LUDWIG| 1973: William F Ludwig did for the drums what Bill Gates did for home computing. Much of Ludwig's inventions helped define the modern drum set, and one item in particular, the Speed King Pedal, set the standard for all others to follow. Although this ad [taken from the Ludwig catalogue] dates from 1973, the Speed King first entered production in 1937 and remained largely unchanged until it was discontinued in 2014. A design oversight meant the bearings required regular lubrication otherwise the pedal would begin to squeak; a noise which is now immortalized on various Led Zeppelin recordings such as “Since I’ve Been Loving You” and “The Ocean”.
GRETSCH| 1958: Gretsch had a borderline monopoly on the 1950s Jazz scene, with a fierce roster of artists including the likes of Max Roach, Art Blakey, Philly Joe Jones, Elvin Jones, Tony Williams, Louie Bellson and some kid from the UK called Charlie Watts. This ad appeared in both the Gretsch catalogue and a 1958 issue of Downbeat Magazine. You can't beat a pensive looking Max Roach.
LEEDY|1963: Certainly not one of Leedy's crowning achievements, this ad is reportedly a spoof of a Broadway musical called Lil' Abner from 1958, which was itself adapted from a comic book in which the titular protagonist is relentlessly pursued by a beautiful women. The ad itself appeared in 1963 and features Shelly Manne who was one of Leedy's main artists at the time.
VOX|1967: In the late 1950s, a German drum manufacturer called Trixon attracted the interest of some highly influential drummers, namely Buddy Rich and a young Ringo Starr thanks to some eye-catching aesthetics. By 1967, the year this ad ran, Trixon was selling drum sets in the US through a licensing agreement with amplifier manufacturer Vox, and flaunting some innovations in drum set design (canonical and elliptical shells) which ultimately wouldn't catch on. Trixon stopped manufacturing in the early 1970s. The brand was relaunched in 2007.

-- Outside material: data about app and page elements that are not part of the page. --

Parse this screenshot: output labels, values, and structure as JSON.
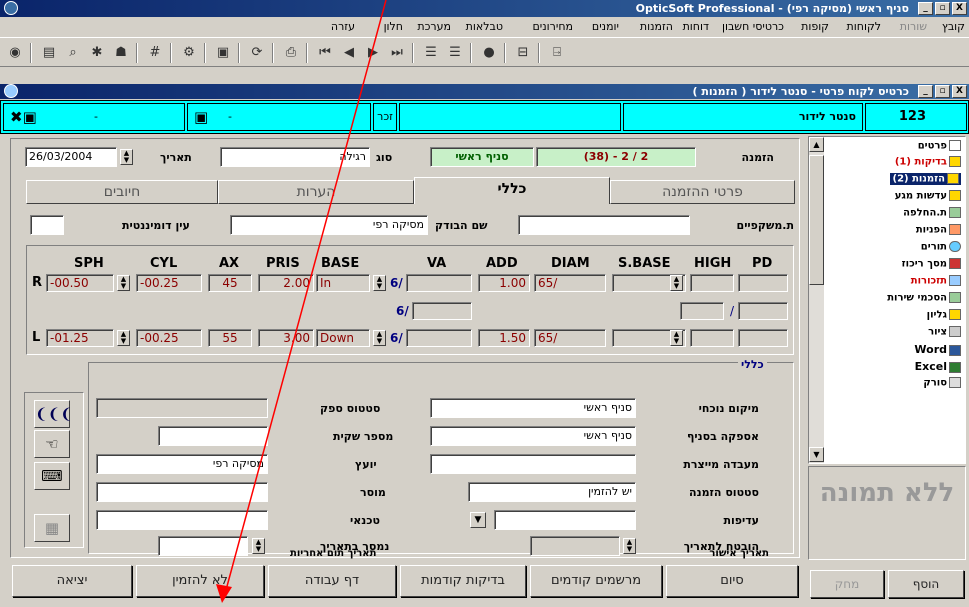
{
  "app": {
    "title": "OpticSoft Professional - סניף ראשי (מסיקה רפי)",
    "win_buttons": [
      "_",
      "▫",
      "X"
    ]
  },
  "menu": [
    "קובץ",
    "שורות",
    "לקוחות",
    "קופות",
    "כרטיסי חשבון",
    "דוחות",
    "טבלאות",
    "מערכת",
    "חלון",
    "עזרה",
    "מחירונים",
    "יומנים",
    "הזמנות"
  ],
  "toolbar_icons": [
    "door-icon",
    "lens-icon",
    "align-right-icon",
    "align-left-icon",
    "last-icon",
    "next-icon",
    "prev-icon",
    "first-icon",
    "print-icon",
    "refresh-icon",
    "save-icon",
    "find-icon",
    "grid-icon",
    "tools-icon",
    "person-icon",
    "preview-icon",
    "settings-icon",
    "exit-icon"
  ],
  "subwindow": {
    "title": "כרטיס לקוח פרטי - סנטר לידור ( הזמנות )"
  },
  "customer": {
    "id": "123",
    "name": "סנטר לידור",
    "gender": "זכר",
    "dash1": "-",
    "dash2": "-"
  },
  "order": {
    "label": "הזמנה",
    "number": "(38) - 2 / 2",
    "branch": "סניף ראשי",
    "type_label": "סוג",
    "type": "רגילה",
    "date_label": "תאריך",
    "date": "26/03/2004"
  },
  "tabs": {
    "t1": "פרטי ההזמנה",
    "t2": "כללי",
    "t3": "הערות",
    "t4": "חיובים"
  },
  "info": {
    "glasses_label": "ת.משקפיים",
    "checker_label": "שם הבודק",
    "checker": "מסיקה רפי",
    "dom_eye_label": "עין דומיננטית"
  },
  "rx": {
    "headers": [
      "SPH",
      "CYL",
      "AX",
      "PRIS",
      "BASE",
      "VA",
      "ADD",
      "DIAM",
      "S.BASE",
      "HIGH",
      "PD"
    ],
    "R": {
      "label": "R",
      "sph": "-00.50",
      "cyl": "-00.25",
      "ax": "45",
      "pris": "2.00",
      "base": "In",
      "va": "6/",
      "add": "1.00",
      "diam": "65/"
    },
    "mid": {
      "va": "6/",
      "pd": "/"
    },
    "L": {
      "label": "L",
      "sph": "-01.25",
      "cyl": "-00.25",
      "ax": "55",
      "pris": "3.00",
      "base": "Down",
      "va": "6/",
      "add": "1.50",
      "diam": "65/"
    }
  },
  "general": {
    "title": "כללי",
    "current_loc_label": "מיקום נוכחי",
    "current_loc": "סניף ראשי",
    "supply_branch_label": "אספקה בסניף",
    "supply_branch": "סניף ראשי",
    "lab_label": "מעבדה מייצרת",
    "order_status_label": "סטטוס הזמנה",
    "order_status": "יש להזמין",
    "priority_label": "עדיפות",
    "promised_label": "הובטח לתאריך",
    "approval_label": "תאריך אישור",
    "supplier_status_label": "סטטוס ספק",
    "bag_label": "מספר שקית",
    "advisor_label": "יועץ",
    "advisor": "מסיקה רפי",
    "handed_label": "מוסר",
    "tech_label": "טכנאי",
    "delivered_label": "נמסר בתאריך",
    "warranty_label": "תאריך תום אחריות"
  },
  "tree": [
    "פרטים",
    "בדיקות (1)",
    "הזמנות (2)",
    "עדשות מגע",
    "ת.החלפה",
    "הפניות",
    "תורים",
    "מסך ריכוז",
    "תזכורות",
    "הסכמי שירות",
    "גליון",
    "ציור",
    "Word",
    "Excel",
    "סורק"
  ],
  "no_image": "ללא תמונה",
  "buttons": {
    "exit": "יציאה",
    "order_now": "לא להזמין",
    "work_page": "דף עבודה",
    "prev_tests": "בדיקות קודמות",
    "prev_rx": "מרשמים קודמים",
    "finish": "סיום",
    "delete": "מחק",
    "add": "הוסף"
  },
  "colors": {
    "title": "#0a246a",
    "cyan": "#00ffff",
    "rx_text": "#8b0000",
    "tree_red": "#cc0000",
    "arrow": "#ff0000"
  }
}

REMO|1971: The synthetic drumhead was developed by Remo Belli in 1957 and revolutionized both the industry and the instrument. Prior to Remo's adoption of Mylar, drumheads were largely made of calfskin and prone to contracting and expanding under different weather conditions, meaning they had to be continuously re-tuned. This ad, which ran in 1971, features Buddy Rich and Louie Bellson. It has become somewhat iconic and used in various iterations by Remo through the years.